Contests for state legislatures usually dwell in a media twilight - some local attention, but little national interest. This year, presumably, they'll get even less column space and air time with the presidential klieg lights on. But that may not be the case.
True, these races are often dulled by a plethora of unopposed incumbents. In Massachusetts, for example, 21 of the 40 state Senate contests have only one contestant. In the lower chamber, 93 incumbents have a free ride, out of 160 seats. But the number of uncontested races was considerably higher two years ago.
In fact, state legislative elections generally are showing new vigor in 2000. There's a one-word explanation: redistricting. State lawmakers elected this fall will use new census data to redraw state and congressional district lines.
In essence, they'll have a large hand in setting the course of American politics for the next 10 years. That prospect gets the partisan juices flowing, and it should spark voter interest in these races.
Also important are the issues tumbling into state legislatures. These include traditional, but ever potent, fare like property-tax reform, education funding, and highway repair. Many legislatures face economically critical decisions, such as whether to tax Internet commerce.
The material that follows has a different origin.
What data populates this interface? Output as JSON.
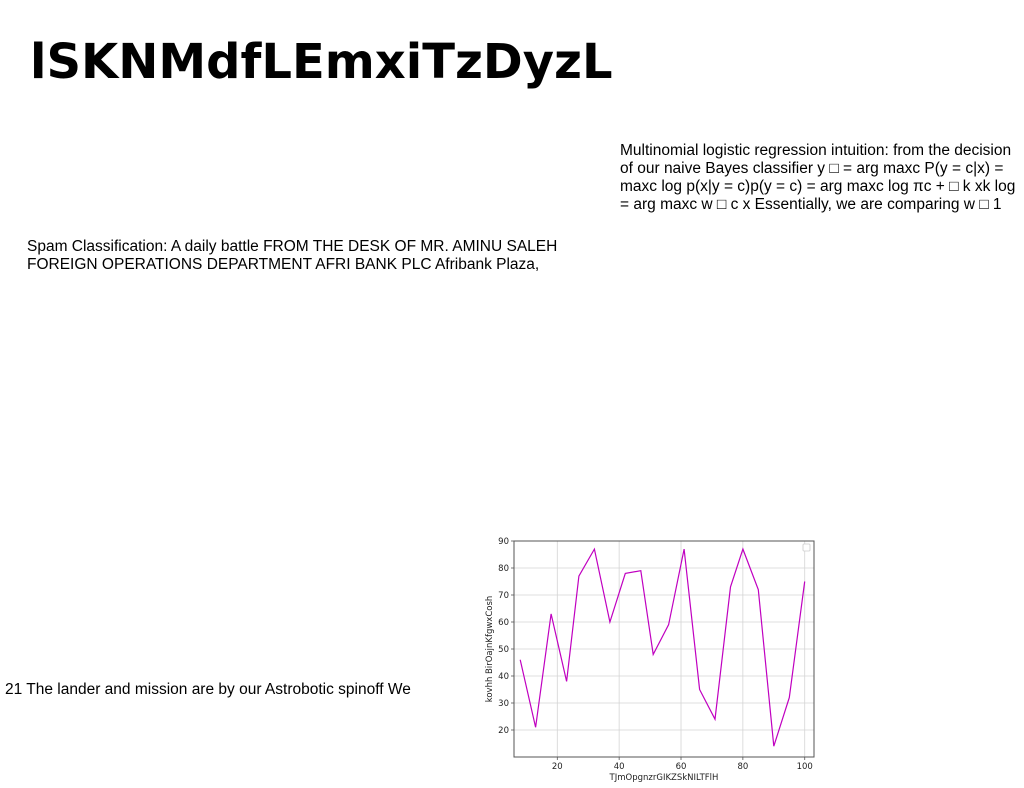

Experts who track state politics see a broad historical trend toward more hotly contested races. Decades ago, Southern legislatures were bastions of Democratic power, with incumbents-for-life the rule. The West was sewn up by the Republicans. Today, those old fiefdoms are gone. Nationwide, 19 state legislatures are controlled by Democrats, 18 by the GOP, and 12 are split between them. More third-party candidates are running as well.
So state races, while often in the shadows to the media, are in fact catching the eye of more voters - as indeed they should.
(c) Copyright 2000. The Christian Science Publishing Society